In New York, Captain Paul Watson and his fight for the survival of whales
What if I told you that Captain Ahab, the famous character from the novel Moby Dick, still lives among us today? But instead of seeking revenge on the whale that took his leg, his modern-day counterpart aims to kill between 145 to 200 fin whales this summer. This man's name is Kristjan Loftsson. At the age of 13, he began hunting whales aboard his father's ships and later became the CEO of Hvalur hf after his father's passing in 1974.
The greatest whale killer,
Loftsson, 80 years old, holds the sad record for being the man who has killed the most whales in the world, and he is the only one targeting endangered whales. Recently, he announced his intention to continue killing them as long as there is a demand in the market. This demand mainly comes from Japan, but also from some restaurants in Reykjavik, where unscrupulous tourists delight in consuming meat that is prohibited in their own countries.
This summer, Operation Paiakan, led by Paul Watson, aims to oppose this man. Indeed, fin whales are endangered, and their hunting has been prohibited since 1986 when the International Whaling Commission imposed a global moratorium on commercial whaling.
The name "Operation Paiakan" draws inspiration from the heroic character of the whale Paiakan, featured in James Cameron's magnificent film, "Avatar - The Way of Water". Unfortunately, since they couldn't contact Cameron to obtain permission to use this name, they decided to name their campaign as a tribute to the late friend of Captain Watson, Chief Paulino Paiakan of the Kayapo nation in the Amazon. They assume that Cameron named his whale after Chief Paiakan, although they cannot be certain.
A few months ago, Paul Watson was ousted from Sea Shepherd Global, which prompted this indomitable pirate to establish the Captain Paul Watson Foundation. It is important to note that Sea Shepherd France remains loyal to Captain Paul Watson. In fact, I will be interviewing Lamya Essemlali on Thursday, June 15th at 10 AM New York time. We will discuss Sea Shepherd, as well as the effects of fishing on dolphins.

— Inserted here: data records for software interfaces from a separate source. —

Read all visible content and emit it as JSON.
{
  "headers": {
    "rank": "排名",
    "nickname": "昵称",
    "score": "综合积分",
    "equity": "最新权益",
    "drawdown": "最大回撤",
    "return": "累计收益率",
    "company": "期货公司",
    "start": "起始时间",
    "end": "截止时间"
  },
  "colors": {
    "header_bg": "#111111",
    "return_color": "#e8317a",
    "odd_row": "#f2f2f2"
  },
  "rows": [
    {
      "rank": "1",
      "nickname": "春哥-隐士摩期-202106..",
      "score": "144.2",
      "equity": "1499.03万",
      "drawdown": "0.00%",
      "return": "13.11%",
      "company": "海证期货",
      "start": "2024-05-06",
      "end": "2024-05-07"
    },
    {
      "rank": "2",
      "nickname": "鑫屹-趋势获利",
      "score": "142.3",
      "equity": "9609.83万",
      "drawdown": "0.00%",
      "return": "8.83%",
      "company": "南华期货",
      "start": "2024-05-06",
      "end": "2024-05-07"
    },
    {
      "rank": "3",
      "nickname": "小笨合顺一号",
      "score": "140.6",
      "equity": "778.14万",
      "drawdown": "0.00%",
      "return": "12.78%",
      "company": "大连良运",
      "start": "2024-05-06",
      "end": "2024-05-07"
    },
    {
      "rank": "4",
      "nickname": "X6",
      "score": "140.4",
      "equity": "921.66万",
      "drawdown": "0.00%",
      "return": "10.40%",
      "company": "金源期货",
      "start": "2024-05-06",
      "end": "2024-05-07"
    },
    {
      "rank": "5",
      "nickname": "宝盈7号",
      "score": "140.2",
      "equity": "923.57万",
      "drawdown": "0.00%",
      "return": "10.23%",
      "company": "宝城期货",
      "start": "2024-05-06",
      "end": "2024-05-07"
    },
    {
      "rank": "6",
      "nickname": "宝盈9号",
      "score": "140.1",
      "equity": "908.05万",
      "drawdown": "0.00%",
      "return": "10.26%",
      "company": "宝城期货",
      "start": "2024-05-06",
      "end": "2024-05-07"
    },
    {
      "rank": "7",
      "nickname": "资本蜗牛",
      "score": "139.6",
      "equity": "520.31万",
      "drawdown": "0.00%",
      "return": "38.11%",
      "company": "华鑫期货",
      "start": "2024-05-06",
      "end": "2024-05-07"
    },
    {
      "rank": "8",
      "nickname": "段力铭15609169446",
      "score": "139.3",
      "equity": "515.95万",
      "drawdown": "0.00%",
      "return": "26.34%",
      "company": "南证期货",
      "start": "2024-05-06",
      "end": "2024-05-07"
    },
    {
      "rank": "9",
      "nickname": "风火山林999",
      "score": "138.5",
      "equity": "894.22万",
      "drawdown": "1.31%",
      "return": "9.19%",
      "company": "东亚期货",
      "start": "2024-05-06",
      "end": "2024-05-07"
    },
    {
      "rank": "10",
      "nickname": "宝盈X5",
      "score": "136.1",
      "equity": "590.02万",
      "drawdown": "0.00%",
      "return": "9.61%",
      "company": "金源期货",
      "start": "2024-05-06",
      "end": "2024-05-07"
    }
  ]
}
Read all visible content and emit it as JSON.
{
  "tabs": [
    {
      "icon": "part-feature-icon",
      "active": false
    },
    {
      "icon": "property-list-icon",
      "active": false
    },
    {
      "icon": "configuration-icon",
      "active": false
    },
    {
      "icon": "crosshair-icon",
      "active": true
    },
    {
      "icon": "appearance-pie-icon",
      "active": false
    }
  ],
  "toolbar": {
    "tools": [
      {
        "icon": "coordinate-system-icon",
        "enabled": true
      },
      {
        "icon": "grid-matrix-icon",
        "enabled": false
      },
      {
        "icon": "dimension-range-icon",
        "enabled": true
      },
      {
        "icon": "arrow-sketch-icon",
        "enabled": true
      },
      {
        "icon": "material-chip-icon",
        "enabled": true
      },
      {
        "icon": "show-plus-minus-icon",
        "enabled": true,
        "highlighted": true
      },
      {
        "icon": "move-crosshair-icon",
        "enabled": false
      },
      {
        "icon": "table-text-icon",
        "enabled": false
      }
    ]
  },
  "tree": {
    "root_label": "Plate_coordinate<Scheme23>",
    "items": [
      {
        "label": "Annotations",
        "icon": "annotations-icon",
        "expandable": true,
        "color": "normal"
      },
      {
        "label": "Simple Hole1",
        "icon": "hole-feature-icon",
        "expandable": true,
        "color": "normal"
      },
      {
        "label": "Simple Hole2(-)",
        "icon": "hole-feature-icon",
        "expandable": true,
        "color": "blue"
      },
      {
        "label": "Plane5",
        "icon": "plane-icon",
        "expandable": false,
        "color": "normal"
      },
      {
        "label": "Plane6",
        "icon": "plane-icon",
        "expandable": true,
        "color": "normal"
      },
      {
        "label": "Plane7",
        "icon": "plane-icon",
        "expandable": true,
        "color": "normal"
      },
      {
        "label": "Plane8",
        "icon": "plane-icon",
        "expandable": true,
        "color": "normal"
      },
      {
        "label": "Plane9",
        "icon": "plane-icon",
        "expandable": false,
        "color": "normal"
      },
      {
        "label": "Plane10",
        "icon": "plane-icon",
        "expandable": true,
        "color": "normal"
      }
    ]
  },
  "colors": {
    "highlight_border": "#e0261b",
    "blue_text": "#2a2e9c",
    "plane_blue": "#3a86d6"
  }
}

Did you know that when you eat fish, you can be sure that a dolphin has been killed?
Here is the link to watch the interview live or on-demand.
John Paul Dejoria II
On Friday, June 2nd, the christening of Paul Watson's new boat, the John Paul DeJoria II, took place in NYC. This vessel will enable him to defend the whales in Iceland. It is named after the philanthropist who purchased it. As mentioned earlier, Paul Watson found himself without a boat after leaving Sea Shepherd. John Paul DeJoria, who has been by the pirate's side since the 90s, offered to buy a boat to support his mission.
Why we must protect whales
Whales are vital to the survival of the ocean as they provide nutrients to phytoplankton. However, due to the decline in whale populations, a 40% decrease in phytoplankton has been observed in the sea since 1950. Saving whales is of crucial importance as it equates to saving humanity while acknowledging that our evolution requires compassion and ecological common sense.
Since Captain Watson began advocating for whales in 1974, many countries such as Australia, Chile, Spain, South Africa, Russia, South Korea, Chile, and Peru have ended whale hunting. Whale hunting is now limited to the territorial waters of Iceland, Denmark, Norway, and Japan. However, Japan may return to the Southern Ocean whale sanctuary in 2024 or 2025.
On the other hand, Japon is currently building a new $100 million factory ship, with only one goal in mind: whale hunting in the waters surrounding Antarctica. Captain Watson has dedicated his entire life to defending and protecting whales, and his ultimate ambition is to eradicate this destructive practice from the ocean. He firmly believes in the need to preserve these magnificent marine creatures for future generations.
The Operation Paiakan campaign this summer aims to oppose Kristjan Loftsson and protect endangered whales. Through non-violent aggressive action, they will attempt to physically block the harpoons while ensuring the safety of the whalers' lives. This mission is risky, but they are willing to take this risk to preserve the lives of these sentient, intelligent, and self-aware beings.
The fight for whale protection is crucial for the health of our planet and our own well-being. By recognizing the importance of preserving these majestic marine creatures, we take one step closer to harmonious coexistence with nature and the preservation of the biodiversity of our oceans.
"I also want to share with you some photos I took during the inauguration of Captain Paul Watson's Foundation's first ship. It was a beautiful day on the water, full of hope." Julie TD